  • Preschool parent

    Hi Tom,
    Thanks for including our Nursery School in your comments. Pearson Co-op has been in Pearson High School for 40 years. We are actually not a daycare, but a non-profit nursery school that offers 2.5 hour programs in the mornings or afternoons. We cater to families with one or more parents who stay or work at home, and therefore we have a really unique service offering. We have been at at least 90% utilization since our opening 40 years ago, showing that we are needed here in North Burlington.
    Our organization has pretty much been left in the dark about what the HDSB plans to do with us should the high school close. We found out about option 19 and the PAR in the same way that the public found out, despite the serious consequences to our organization, and our community partner status, we had no advance notice.

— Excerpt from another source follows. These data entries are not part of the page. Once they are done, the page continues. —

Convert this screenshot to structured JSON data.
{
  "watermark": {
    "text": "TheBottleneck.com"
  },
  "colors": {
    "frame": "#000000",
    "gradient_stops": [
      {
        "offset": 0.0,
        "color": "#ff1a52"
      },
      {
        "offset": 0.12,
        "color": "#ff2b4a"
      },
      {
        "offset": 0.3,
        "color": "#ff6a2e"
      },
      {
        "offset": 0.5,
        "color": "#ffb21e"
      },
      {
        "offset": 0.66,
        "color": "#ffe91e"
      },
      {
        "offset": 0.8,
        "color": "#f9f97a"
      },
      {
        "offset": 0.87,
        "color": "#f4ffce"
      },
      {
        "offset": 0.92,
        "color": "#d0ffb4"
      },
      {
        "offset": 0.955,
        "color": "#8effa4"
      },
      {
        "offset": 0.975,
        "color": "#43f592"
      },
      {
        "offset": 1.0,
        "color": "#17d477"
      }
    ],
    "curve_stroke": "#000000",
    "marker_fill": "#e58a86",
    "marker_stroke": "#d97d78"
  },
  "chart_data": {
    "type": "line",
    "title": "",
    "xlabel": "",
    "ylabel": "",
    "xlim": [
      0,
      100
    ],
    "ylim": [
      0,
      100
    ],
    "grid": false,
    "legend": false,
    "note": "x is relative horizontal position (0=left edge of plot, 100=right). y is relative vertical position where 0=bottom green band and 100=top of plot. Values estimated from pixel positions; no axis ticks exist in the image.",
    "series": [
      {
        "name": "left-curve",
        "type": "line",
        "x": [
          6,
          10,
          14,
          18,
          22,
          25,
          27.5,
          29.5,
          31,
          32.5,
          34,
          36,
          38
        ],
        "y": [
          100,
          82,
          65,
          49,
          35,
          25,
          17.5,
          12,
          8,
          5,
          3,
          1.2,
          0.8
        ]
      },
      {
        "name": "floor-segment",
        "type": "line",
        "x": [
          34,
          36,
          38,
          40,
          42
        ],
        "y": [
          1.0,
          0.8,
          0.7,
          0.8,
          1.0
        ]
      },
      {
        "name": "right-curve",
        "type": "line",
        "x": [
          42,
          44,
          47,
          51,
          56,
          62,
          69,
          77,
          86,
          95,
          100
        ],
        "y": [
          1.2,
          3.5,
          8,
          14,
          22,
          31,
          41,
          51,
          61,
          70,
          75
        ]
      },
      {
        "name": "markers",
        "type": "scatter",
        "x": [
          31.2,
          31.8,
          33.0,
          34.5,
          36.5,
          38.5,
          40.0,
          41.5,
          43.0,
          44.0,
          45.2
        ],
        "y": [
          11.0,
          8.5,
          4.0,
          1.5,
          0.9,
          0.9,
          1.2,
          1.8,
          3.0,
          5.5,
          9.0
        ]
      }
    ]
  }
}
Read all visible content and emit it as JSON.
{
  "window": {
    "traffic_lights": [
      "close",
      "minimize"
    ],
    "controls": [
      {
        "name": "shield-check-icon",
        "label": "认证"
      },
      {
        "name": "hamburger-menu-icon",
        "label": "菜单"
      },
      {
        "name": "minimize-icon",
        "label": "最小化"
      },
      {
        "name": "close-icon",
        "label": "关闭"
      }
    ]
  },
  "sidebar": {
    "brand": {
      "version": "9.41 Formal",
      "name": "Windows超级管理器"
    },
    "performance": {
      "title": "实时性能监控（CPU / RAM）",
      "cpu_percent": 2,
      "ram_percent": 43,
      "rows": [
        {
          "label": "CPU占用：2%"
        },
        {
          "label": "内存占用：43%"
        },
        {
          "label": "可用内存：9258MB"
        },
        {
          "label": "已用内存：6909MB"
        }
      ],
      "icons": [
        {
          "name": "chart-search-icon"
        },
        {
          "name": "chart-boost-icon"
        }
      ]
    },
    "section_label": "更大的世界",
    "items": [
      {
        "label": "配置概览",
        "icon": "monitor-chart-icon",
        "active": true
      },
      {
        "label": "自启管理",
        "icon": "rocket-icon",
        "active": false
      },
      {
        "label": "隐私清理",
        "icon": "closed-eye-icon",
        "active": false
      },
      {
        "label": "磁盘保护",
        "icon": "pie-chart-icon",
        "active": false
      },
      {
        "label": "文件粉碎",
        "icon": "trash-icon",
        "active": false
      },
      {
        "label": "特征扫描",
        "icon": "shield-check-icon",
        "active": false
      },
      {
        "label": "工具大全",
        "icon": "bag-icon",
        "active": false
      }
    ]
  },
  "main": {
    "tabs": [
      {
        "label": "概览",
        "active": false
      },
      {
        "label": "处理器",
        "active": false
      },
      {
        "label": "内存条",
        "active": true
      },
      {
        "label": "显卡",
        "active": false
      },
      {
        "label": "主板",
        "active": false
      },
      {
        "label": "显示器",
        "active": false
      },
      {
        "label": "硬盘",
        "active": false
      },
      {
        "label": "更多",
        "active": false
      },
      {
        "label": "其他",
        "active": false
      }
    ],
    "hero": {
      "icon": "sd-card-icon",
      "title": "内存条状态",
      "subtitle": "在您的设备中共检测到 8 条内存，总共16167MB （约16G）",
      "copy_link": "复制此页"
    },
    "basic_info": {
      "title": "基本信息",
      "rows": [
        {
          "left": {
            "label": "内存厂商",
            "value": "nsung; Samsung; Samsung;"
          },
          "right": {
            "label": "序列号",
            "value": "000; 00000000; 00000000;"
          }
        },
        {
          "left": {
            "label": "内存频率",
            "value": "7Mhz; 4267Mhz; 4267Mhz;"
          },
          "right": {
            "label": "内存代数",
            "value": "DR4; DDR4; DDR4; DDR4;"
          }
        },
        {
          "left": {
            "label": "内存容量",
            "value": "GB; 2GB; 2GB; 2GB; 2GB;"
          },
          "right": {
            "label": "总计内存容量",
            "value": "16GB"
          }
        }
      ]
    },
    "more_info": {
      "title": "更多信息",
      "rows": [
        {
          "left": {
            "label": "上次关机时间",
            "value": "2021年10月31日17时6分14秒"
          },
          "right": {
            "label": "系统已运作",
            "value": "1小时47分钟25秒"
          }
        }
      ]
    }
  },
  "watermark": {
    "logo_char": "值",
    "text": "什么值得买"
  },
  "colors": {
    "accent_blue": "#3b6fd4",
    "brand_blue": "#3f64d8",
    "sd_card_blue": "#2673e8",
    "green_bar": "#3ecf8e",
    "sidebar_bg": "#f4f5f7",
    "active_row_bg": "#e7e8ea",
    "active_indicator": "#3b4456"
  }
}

It honestly seemed like they had forgotten about us. Months later, we are still very much in the dark, and are making hypothetical plans to move if we have to, however the prospect of relocating and the costs involved could be disastrous for our 40 year old organization.
    Thanks so much for your analysis, it is tremendously valuable.